» Your goal:
Pictures aside, copy every record word for word.

[Opening Record excerpts section]

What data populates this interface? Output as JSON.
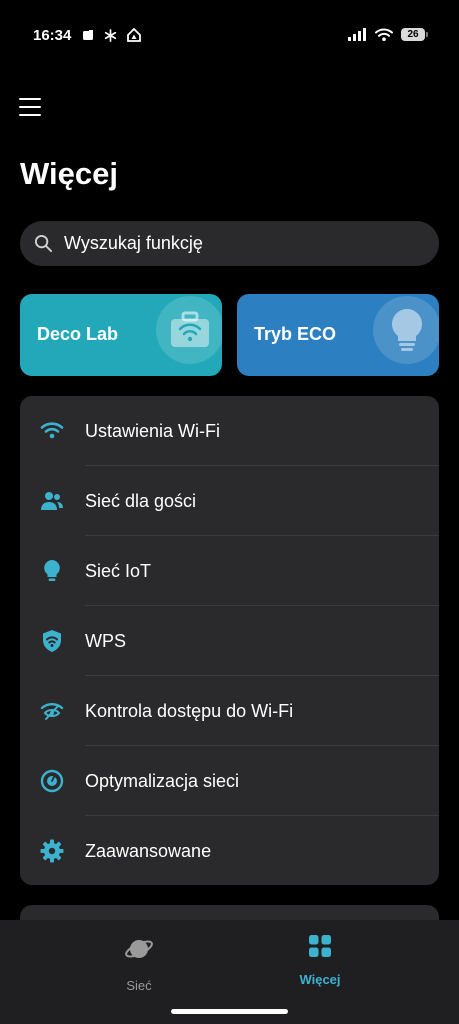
{
  "status": {
    "time": "16:34",
    "battery": "26"
  },
  "header": {
    "title": "Więcej"
  },
  "search": {
    "placeholder": "Wyszukaj funkcję"
  },
  "tiles": [
    {
      "label": "Deco Lab",
      "icon": "toolbox-wifi-icon"
    },
    {
      "label": "Tryb ECO",
      "icon": "lightbulb-icon"
    }
  ],
  "menu": {
    "items": [
      {
        "label": "Ustawienia Wi-Fi",
        "icon": "wifi-icon"
      },
      {
        "label": "Sieć dla gości",
        "icon": "guests-icon"
      },
      {
        "label": "Sieć IoT",
        "icon": "bulb-icon"
      },
      {
        "label": "WPS",
        "icon": "shield-wifi-icon"
      },
      {
        "label": "Kontrola dostępu do Wi-Fi",
        "icon": "wifi-eye-icon"
      },
      {
        "label": "Optymalizacja sieci",
        "icon": "optimize-icon"
      },
      {
        "label": "Zaawansowane",
        "icon": "gear-icon"
      }
    ]
  },
  "tabbar": {
    "tabs": [
      {
        "label": "Sieć",
        "icon": "planet-icon",
        "active": false
      },
      {
        "label": "Więcej",
        "icon": "grid-icon",
        "active": true
      }
    ]
  },
  "colors": {
    "accent": "#3db2cf",
    "deco_lab_bg": "#22a8b8",
    "eco_bg": "#2c7fc0",
    "card_bg": "#2a2a2c"
  }
}
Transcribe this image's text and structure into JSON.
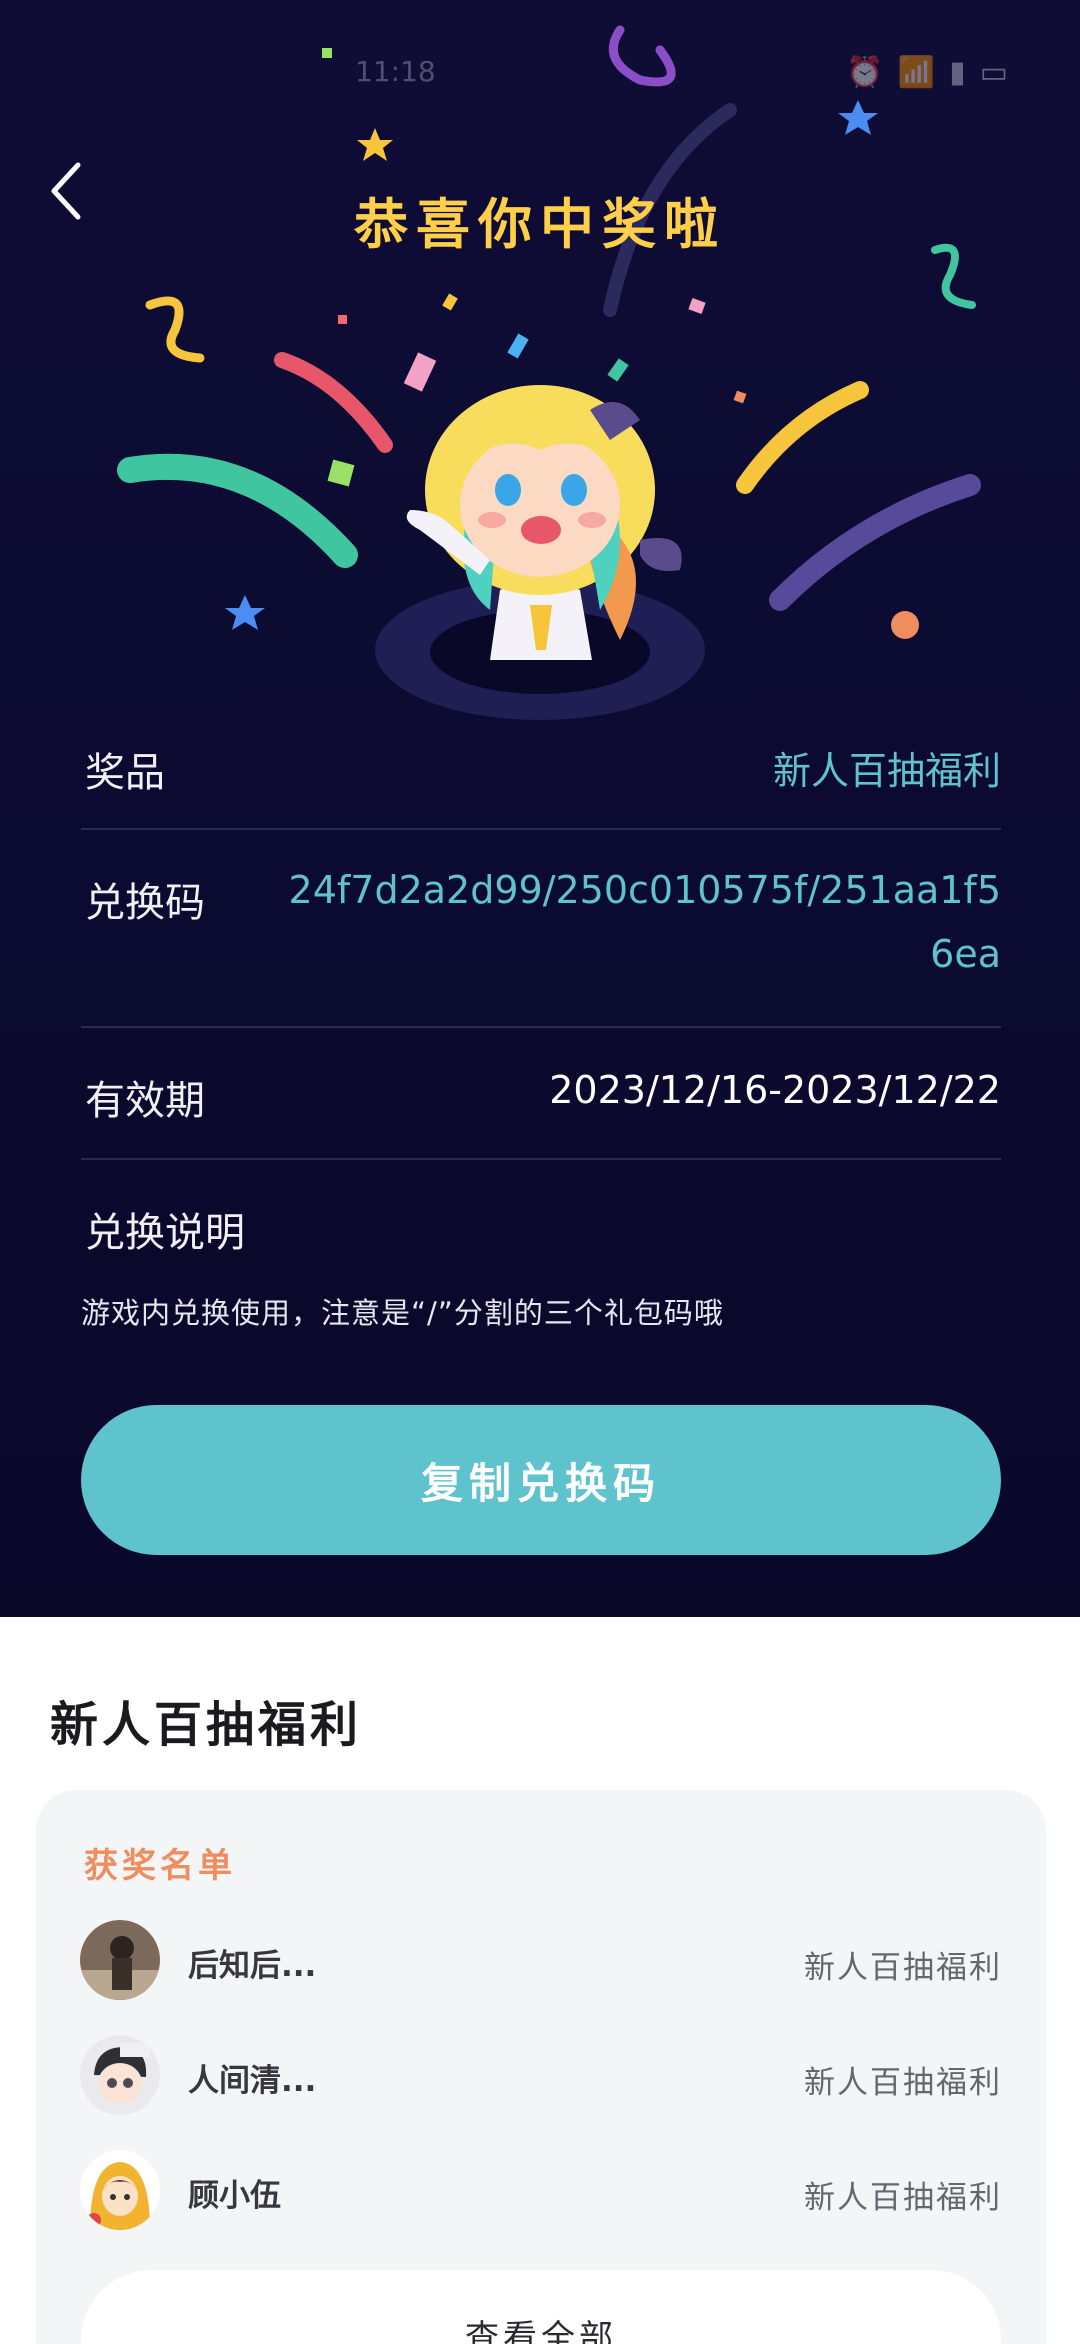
{
  "status_bar": {
    "time": "11:18",
    "icons": [
      "alarm-icon",
      "wifi-icon",
      "signal-icon",
      "battery-icon"
    ]
  },
  "header": {
    "title": "恭喜你中奖啦"
  },
  "prize": {
    "label": "奖品",
    "value": "新人百抽福利"
  },
  "code": {
    "label": "兑换码",
    "line1": "24f7d2a2d99/250c010575f/251aa1f5",
    "line2": "6ea"
  },
  "validity": {
    "label": "有效期",
    "value": "2023/12/16-2023/12/22"
  },
  "instructions": {
    "title": "兑换说明",
    "text": "游戏内兑换使用，注意是“/”分割的三个礼包码哦"
  },
  "copy_button": {
    "label": "复制兑换码"
  },
  "section": {
    "title": "新人百抽福利"
  },
  "winners": {
    "title": "获奖名单",
    "items": [
      {
        "name": "后知后...",
        "prize": "新人百抽福利"
      },
      {
        "name": "人间清...",
        "prize": "新人百抽福利"
      },
      {
        "name": "顾小伍",
        "prize": "新人百抽福利"
      }
    ],
    "view_all": "查看全部"
  },
  "colors": {
    "panel_bg": "#0f0d36",
    "accent_teal": "#5ec3cc",
    "headline_yellow": "#ffcf4a",
    "winners_orange": "#ef8d5e"
  }
}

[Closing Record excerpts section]

» Exercise solution:
What data populates this interface? Output as JSON.
{
  "status": {
    "time": "16:34",
    "battery": "26"
  },
  "header": {
    "title": "Więcej"
  },
  "search": {
    "placeholder": "Wyszukaj funkcję"
  },
  "tiles": [
    {
      "label": "Deco Lab",
      "icon": "toolbox-wifi-icon"
    },
    {
      "label": "Tryb ECO",
      "icon": "lightbulb-icon"
    }
  ],
  "menu": {
    "items": [
      {
        "label": "Ustawienia Wi-Fi",
        "icon": "wifi-icon"
      },
      {
        "label": "Sieć dla gości",
        "icon": "guests-icon"
      },
      {
        "label": "Sieć IoT",
        "icon": "bulb-icon"
      },
      {
        "label": "WPS",
        "icon": "shield-wifi-icon"
      },
      {
        "label": "Kontrola dostępu do Wi-Fi",
        "icon": "wifi-eye-icon"
      },
      {
        "label": "Optymalizacja sieci",
        "icon": "optimize-icon"
      },
      {
        "label": "Zaawansowane",
        "icon": "gear-icon"
      }
    ]
  },
  "tabbar": {
    "tabs": [
      {
        "label": "Sieć",
        "icon": "planet-icon",
        "active": false
      },
      {
        "label": "Więcej",
        "icon": "grid-icon",
        "active": true
      }
    ]
  },
  "colors": {
    "accent": "#3db2cf",
    "deco_lab_bg": "#22a8b8",
    "eco_bg": "#2c7fc0",
    "card_bg": "#2a2a2c"
  }
}
Transcribe this image's text and structure into JSON.
{
  "status_bar": {
    "time": "11:18",
    "icons": [
      "alarm-icon",
      "wifi-icon",
      "signal-icon",
      "battery-icon"
    ]
  },
  "header": {
    "title": "恭喜你中奖啦"
  },
  "prize": {
    "label": "奖品",
    "value": "新人百抽福利"
  },
  "code": {
    "label": "兑换码",
    "line1": "24f7d2a2d99/250c010575f/251aa1f5",
    "line2": "6ea"
  },
  "validity": {
    "label": "有效期",
    "value": "2023/12/16-2023/12/22"
  },
  "instructions": {
    "title": "兑换说明",
    "text": "游戏内兑换使用，注意是“/”分割的三个礼包码哦"
  },
  "copy_button": {
    "label": "复制兑换码"
  },
  "section": {
    "title": "新人百抽福利"
  },
  "winners": {
    "title": "获奖名单",
    "items": [
      {
        "name": "后知后...",
        "prize": "新人百抽福利"
      },
      {
        "name": "人间清...",
        "prize": "新人百抽福利"
      },
      {
        "name": "顾小伍",
        "prize": "新人百抽福利"
      }
    ],
    "view_all": "查看全部"
  },
  "colors": {
    "panel_bg": "#0f0d36",
    "accent_teal": "#5ec3cc",
    "headline_yellow": "#ffcf4a",
    "winners_orange": "#ef8d5e"
  }
}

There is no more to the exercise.